Purpose; oral and written testimony; burden of proof.
(a) The objective of a formal evidentiary hearing is the fair determination of relevant facts consistent with the right of all interested persons to participate and the public interest in promptly settling controversial matters affecting the public health and welfare.
(b) Accordingly, the evidence at a hearing is to be developed to the maximum extent through written submissions, including written direct testimony, which may be in narrative or in question-and-answer form.
(1) In a hearing, the issues may have general applicability and depend on general facts that do not concern particular action of a specific party, e.g., the safety or effectiveness of a class of drug products, the safety of a food or color additive, or a definition and standard of identity for a food; or the issues may have specific applicability to past action and depend upon particular facts concerning only that party, e.g., the applicability of a grandfather clause to a particular brand of a drug or the failure of a particular manufacturer to meet required manufacturing and processing specifications or other general standards.

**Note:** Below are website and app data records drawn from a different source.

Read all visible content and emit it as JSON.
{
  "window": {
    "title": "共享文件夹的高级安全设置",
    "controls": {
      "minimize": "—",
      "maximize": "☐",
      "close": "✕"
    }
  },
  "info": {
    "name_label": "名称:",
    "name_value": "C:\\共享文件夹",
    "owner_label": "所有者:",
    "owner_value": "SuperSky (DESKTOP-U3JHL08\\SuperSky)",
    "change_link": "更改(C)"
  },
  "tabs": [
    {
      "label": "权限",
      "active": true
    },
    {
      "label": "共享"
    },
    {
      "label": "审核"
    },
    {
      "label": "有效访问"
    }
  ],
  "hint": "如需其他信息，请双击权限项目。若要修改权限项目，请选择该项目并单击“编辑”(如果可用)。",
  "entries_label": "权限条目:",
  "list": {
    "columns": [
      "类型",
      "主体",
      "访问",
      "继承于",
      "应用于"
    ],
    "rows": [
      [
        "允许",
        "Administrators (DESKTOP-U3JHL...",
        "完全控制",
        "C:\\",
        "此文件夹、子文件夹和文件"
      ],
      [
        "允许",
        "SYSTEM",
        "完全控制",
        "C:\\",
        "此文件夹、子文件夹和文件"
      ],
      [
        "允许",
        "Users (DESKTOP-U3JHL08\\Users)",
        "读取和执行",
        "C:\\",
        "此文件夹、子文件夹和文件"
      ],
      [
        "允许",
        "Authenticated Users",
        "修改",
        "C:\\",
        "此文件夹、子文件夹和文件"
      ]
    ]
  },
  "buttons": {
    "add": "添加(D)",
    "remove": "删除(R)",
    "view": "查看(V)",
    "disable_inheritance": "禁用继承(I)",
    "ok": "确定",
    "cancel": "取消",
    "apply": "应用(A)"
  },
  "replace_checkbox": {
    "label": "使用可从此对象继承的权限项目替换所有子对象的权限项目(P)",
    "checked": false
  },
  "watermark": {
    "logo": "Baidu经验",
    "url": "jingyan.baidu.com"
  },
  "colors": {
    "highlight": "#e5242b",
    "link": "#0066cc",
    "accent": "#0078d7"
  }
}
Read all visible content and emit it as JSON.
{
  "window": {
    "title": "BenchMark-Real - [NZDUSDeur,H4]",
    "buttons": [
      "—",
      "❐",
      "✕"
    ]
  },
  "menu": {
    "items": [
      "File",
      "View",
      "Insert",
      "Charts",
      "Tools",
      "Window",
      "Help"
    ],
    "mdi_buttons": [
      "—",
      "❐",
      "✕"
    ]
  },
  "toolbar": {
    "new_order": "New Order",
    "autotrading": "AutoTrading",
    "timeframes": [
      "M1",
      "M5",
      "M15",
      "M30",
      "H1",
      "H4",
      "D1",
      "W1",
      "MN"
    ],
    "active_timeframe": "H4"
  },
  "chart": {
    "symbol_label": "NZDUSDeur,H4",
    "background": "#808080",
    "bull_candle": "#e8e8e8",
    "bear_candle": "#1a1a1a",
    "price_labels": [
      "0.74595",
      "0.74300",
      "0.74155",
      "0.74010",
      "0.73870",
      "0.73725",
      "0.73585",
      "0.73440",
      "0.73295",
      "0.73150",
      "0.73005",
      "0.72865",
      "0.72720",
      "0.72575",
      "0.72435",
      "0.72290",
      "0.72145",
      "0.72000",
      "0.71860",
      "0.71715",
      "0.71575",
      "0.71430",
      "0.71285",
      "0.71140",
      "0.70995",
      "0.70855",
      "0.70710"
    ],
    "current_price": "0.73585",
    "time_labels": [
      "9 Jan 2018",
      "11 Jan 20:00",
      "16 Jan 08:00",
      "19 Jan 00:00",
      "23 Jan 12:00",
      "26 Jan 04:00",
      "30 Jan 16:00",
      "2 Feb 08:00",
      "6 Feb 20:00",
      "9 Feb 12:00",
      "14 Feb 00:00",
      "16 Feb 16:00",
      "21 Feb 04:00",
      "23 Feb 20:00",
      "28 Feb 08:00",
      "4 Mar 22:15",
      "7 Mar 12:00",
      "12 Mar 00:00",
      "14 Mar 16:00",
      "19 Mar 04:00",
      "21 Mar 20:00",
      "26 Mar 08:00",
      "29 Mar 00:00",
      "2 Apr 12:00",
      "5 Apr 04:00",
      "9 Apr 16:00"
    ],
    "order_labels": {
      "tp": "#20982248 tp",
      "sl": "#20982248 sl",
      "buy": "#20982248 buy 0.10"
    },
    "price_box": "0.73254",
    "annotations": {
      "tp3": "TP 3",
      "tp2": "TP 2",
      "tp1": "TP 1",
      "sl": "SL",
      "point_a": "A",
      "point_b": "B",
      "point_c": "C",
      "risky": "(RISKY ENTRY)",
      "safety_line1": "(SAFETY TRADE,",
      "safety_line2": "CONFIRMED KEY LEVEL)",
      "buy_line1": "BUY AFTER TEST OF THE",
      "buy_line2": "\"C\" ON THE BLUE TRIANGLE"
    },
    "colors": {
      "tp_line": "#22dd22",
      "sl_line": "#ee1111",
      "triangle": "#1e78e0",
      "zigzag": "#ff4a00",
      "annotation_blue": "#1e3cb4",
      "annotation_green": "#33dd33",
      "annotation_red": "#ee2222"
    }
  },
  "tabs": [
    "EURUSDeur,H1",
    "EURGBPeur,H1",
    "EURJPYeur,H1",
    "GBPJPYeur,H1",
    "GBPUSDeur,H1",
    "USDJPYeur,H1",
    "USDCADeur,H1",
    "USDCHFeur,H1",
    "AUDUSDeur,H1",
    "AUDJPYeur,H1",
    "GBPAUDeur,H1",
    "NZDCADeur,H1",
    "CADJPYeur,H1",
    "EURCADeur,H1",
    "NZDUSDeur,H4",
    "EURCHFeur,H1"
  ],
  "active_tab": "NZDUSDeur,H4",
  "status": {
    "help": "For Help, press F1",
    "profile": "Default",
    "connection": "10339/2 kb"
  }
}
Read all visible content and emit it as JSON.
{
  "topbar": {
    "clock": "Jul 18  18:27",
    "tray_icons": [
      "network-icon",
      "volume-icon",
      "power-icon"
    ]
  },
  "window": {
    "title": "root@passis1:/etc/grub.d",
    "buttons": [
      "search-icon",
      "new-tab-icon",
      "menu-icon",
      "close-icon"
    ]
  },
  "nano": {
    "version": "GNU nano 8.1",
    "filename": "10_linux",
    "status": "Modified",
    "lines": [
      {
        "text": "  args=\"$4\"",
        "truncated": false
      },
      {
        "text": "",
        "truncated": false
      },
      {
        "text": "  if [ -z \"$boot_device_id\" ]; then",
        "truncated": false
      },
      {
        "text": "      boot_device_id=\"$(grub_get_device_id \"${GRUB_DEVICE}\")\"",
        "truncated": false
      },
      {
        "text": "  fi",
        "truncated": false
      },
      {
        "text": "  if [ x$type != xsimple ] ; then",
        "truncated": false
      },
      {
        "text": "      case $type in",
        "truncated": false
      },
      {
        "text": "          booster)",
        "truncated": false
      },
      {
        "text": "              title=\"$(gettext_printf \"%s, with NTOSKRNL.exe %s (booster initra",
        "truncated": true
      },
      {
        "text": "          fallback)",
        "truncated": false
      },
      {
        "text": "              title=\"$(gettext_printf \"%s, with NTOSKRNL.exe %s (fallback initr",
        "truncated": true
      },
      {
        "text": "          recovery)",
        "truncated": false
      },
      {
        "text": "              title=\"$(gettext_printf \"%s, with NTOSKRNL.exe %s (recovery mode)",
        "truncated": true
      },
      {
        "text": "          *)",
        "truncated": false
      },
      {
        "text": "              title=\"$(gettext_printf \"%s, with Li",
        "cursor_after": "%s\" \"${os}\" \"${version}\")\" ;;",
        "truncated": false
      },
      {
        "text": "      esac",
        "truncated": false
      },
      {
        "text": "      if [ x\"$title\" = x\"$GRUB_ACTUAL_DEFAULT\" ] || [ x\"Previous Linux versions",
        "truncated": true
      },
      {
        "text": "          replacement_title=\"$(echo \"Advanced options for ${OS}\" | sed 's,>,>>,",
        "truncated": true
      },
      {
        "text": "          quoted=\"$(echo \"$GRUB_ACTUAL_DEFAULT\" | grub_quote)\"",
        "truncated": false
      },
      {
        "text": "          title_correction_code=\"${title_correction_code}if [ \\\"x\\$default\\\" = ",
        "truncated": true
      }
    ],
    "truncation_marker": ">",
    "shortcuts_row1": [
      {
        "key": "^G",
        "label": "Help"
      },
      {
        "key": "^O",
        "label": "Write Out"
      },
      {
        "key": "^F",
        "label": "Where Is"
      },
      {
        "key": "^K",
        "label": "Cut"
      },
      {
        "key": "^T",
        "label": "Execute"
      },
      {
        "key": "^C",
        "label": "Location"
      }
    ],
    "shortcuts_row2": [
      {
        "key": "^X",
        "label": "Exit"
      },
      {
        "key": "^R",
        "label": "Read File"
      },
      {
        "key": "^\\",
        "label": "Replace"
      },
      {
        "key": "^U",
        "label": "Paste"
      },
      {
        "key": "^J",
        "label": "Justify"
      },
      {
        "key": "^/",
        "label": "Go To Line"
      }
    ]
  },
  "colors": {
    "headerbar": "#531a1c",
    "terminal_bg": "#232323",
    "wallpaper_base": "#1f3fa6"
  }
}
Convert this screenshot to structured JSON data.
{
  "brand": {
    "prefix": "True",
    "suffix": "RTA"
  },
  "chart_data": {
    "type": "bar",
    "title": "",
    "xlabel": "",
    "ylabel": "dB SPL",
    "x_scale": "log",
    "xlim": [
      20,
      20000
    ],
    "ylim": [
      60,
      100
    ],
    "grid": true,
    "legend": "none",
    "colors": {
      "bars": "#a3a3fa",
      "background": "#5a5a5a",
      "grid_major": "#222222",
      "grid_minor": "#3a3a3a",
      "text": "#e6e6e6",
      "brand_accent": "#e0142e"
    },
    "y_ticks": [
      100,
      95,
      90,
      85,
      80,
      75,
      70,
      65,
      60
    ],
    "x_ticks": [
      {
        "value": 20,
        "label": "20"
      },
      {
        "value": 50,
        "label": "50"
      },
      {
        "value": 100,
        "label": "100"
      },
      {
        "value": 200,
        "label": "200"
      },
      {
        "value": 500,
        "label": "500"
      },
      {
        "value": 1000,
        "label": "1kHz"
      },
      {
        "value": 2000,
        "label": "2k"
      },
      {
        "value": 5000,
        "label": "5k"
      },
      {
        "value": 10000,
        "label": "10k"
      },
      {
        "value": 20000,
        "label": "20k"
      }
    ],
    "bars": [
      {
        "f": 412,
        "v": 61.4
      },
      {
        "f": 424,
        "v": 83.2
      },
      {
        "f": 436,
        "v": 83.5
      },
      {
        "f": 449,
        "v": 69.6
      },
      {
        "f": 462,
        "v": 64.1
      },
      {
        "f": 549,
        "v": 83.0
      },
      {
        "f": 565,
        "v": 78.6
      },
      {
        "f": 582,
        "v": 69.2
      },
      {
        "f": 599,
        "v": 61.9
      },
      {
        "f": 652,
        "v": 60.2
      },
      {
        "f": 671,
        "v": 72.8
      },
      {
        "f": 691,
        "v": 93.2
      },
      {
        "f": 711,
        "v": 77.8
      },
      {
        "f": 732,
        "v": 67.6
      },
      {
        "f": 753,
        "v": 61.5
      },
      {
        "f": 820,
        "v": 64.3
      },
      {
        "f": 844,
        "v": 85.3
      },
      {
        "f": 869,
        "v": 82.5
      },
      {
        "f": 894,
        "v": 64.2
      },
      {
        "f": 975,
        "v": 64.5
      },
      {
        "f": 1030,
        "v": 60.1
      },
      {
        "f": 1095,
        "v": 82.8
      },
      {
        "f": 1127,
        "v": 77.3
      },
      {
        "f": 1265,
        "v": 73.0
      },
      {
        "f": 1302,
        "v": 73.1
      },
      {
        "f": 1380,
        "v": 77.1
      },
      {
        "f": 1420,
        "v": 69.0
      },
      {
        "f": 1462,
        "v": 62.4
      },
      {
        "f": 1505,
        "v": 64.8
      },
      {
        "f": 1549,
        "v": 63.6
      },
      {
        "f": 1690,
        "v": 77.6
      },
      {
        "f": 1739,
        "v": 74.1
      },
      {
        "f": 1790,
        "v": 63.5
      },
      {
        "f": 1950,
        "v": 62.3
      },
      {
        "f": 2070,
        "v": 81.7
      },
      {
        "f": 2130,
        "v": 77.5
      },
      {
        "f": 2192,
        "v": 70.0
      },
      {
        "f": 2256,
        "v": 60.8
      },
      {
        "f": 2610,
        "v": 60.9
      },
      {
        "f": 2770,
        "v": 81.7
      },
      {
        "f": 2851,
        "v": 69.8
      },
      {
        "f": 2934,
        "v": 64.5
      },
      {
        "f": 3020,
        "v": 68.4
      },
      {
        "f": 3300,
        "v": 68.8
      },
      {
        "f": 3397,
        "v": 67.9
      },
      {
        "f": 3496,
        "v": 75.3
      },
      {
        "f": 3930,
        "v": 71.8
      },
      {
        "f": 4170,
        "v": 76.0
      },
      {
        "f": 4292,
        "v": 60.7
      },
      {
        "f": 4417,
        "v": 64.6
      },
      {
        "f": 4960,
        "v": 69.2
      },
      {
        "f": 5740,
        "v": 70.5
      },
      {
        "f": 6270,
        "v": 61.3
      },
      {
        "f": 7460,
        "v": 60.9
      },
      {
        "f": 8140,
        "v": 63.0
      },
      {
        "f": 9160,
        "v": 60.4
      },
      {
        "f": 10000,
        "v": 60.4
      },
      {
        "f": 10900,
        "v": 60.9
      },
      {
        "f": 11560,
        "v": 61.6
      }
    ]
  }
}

(i) If the proceeding involves general issues, direct testimony will be submitted in writing, except on a showing that written direct testimony is insufficient for a full and true disclosure of relevant facts and that the participant will be prejudiced if unable to present oral direct testimony. If the proceeding involves particular issues, each party may determine whether, and the extent to which, each wishes to present direct testimony orally or in writing.
(ii) Oral cross-examination of witnesses will be permitted if it appears that alternative means of developing the evidence are insufficient for a full and true disclosure of the facts and that the party requesting oral cross-examination will be prejudiced by denial of the request or that oral cross-examination is the most effective and efficient means to clarify the matters at issue.
(2) Witnesses shall give testimony under oath.
(c) Except as provided in paragraph (d) of this section, in a hearing involving issuing, amending, or revoking a regulation or order, the originator of the proposal or petition or of any significant modification will be, within the meaning of 5 U.S.C. 556(d), the proponent of the regulation or order, and will have the burden of proof. A participant who proposes to substitute a new provision for a provision objected to has the burden of proof in relation to the new provision.
(d) At a hearing involving issuing, amending, or revoking a regulation or order relating to the safety or effectiveness of a drug, device, food additive, or color additive, the participant who is contending that the product is safe or effective or both and who is requesting approval or contesting withdrawal of approval has the burden of proof in establishing safety or effectiveness or both and thus the right to approval. The burden of proof remains on that participant in an amendment or revocation proceeding.
[44 FR 22339, Apr. 13, 1979 as amended at 64 FR 399, Jan. 5, 1999]
Title 21 published on 2012-04-01
no entries appear in the Federal Register after this date.
This is a list of United States Code sections, Statutes at Large, Public Laws, and Presidential Documents, which provide rulemaking authority for this CFR Part.